--- START ---

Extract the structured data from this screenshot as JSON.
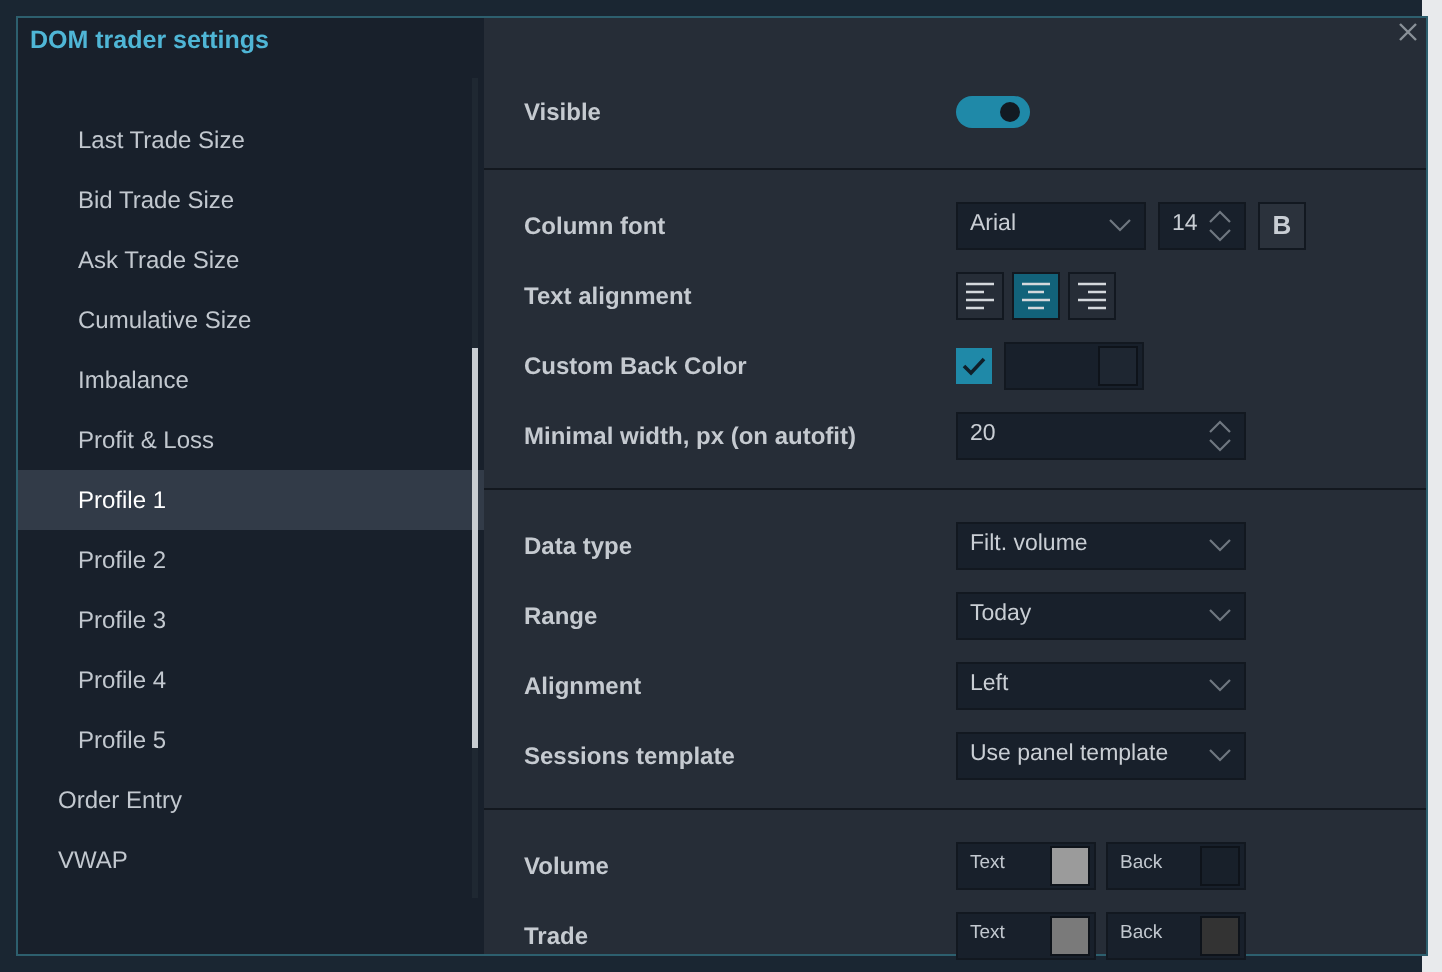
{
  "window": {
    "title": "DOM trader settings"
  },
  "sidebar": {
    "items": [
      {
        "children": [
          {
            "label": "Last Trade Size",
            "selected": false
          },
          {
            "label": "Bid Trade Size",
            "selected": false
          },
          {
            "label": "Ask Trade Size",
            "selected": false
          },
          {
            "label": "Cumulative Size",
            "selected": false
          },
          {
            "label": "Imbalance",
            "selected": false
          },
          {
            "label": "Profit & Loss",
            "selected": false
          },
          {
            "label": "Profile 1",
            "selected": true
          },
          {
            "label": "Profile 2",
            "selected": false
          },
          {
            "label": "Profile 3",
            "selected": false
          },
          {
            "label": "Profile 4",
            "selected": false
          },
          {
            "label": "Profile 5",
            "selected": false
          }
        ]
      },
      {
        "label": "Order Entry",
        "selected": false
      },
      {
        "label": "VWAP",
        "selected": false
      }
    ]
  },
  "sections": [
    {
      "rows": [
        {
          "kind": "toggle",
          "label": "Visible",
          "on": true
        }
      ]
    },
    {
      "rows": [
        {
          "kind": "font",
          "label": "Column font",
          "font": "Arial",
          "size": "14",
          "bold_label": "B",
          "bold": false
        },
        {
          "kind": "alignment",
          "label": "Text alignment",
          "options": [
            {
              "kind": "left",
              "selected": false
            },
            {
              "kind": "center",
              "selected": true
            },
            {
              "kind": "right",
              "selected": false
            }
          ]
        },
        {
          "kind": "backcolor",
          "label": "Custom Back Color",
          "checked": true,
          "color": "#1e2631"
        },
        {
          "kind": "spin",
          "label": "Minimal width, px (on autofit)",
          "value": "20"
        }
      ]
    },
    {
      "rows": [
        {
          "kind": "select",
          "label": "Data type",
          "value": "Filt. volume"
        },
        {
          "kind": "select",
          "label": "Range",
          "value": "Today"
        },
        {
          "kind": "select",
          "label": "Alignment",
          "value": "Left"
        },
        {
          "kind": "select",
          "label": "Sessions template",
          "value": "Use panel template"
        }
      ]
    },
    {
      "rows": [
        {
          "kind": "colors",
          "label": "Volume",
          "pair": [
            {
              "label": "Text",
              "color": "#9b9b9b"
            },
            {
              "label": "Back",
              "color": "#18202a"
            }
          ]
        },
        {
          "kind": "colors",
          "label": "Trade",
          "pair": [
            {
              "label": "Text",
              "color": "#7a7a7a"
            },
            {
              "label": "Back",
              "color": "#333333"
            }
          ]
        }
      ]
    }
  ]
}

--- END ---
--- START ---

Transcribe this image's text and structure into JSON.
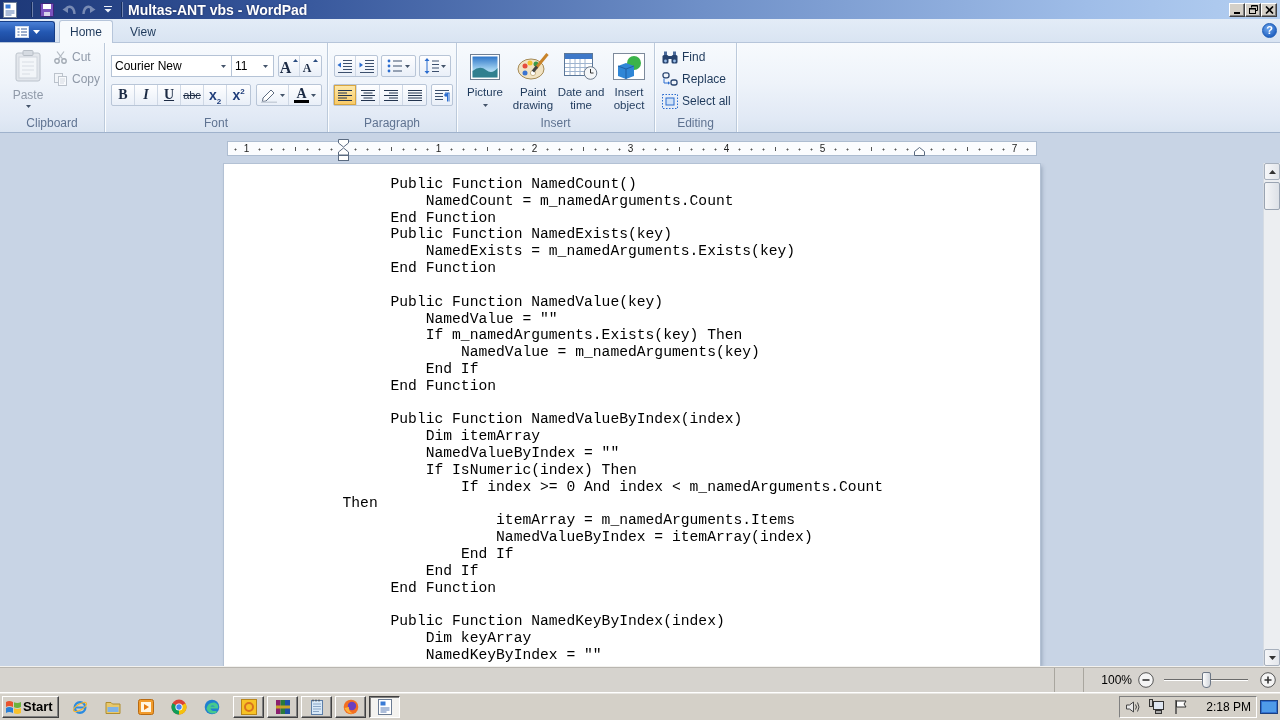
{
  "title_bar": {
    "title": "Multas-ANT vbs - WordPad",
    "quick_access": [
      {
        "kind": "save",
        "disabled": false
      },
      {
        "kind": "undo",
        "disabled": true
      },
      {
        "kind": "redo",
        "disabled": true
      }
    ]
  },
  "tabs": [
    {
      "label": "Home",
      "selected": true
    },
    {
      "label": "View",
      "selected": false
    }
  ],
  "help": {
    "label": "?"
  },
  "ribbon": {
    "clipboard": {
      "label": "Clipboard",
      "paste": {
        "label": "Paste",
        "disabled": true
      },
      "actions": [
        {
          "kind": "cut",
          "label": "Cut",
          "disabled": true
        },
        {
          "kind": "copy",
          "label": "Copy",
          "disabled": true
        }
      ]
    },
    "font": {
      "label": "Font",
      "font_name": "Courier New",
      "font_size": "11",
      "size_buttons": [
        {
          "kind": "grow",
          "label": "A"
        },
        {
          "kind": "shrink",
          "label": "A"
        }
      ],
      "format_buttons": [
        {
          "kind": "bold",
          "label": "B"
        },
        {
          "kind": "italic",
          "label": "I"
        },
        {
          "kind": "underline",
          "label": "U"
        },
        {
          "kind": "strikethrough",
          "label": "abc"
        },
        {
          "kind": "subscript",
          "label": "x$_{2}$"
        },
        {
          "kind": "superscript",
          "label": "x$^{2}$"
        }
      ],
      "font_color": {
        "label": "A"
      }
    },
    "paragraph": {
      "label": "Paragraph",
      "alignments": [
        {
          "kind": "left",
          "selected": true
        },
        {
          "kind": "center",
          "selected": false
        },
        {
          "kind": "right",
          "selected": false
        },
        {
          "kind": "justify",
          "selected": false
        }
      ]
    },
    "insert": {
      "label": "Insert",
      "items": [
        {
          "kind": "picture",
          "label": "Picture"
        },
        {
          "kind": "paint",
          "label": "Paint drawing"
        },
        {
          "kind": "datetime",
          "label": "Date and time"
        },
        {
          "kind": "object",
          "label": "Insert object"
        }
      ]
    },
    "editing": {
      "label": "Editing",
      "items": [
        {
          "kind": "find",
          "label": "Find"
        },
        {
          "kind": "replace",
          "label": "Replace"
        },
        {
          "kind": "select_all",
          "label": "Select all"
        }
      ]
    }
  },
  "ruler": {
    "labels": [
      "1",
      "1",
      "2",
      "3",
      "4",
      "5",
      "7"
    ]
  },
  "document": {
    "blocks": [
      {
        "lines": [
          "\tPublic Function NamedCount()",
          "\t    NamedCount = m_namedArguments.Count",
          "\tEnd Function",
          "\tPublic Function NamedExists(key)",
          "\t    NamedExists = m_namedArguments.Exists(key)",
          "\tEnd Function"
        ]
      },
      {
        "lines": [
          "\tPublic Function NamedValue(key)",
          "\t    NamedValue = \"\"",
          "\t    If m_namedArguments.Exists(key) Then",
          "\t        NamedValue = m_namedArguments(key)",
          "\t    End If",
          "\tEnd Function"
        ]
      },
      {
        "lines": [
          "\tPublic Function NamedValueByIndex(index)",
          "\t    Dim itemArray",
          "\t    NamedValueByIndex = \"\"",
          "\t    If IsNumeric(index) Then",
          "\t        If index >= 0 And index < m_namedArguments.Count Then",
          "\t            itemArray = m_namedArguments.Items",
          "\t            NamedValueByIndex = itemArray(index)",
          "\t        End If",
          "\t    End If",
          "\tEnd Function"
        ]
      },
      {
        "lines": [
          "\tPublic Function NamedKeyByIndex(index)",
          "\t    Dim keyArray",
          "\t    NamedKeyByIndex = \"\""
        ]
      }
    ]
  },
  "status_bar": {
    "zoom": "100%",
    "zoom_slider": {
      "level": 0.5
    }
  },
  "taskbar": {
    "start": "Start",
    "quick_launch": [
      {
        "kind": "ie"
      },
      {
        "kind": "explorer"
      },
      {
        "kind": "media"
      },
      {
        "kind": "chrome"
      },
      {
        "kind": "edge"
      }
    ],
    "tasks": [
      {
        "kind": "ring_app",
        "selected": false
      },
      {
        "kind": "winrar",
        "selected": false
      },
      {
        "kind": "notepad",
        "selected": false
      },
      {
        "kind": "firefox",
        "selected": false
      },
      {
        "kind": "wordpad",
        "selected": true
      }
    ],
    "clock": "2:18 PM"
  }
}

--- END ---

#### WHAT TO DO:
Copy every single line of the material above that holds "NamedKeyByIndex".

#### RESPONSE:
          "\tPublic Function NamedKeyByIndex(index)",
          "\t    NamedKeyByIndex = \"\""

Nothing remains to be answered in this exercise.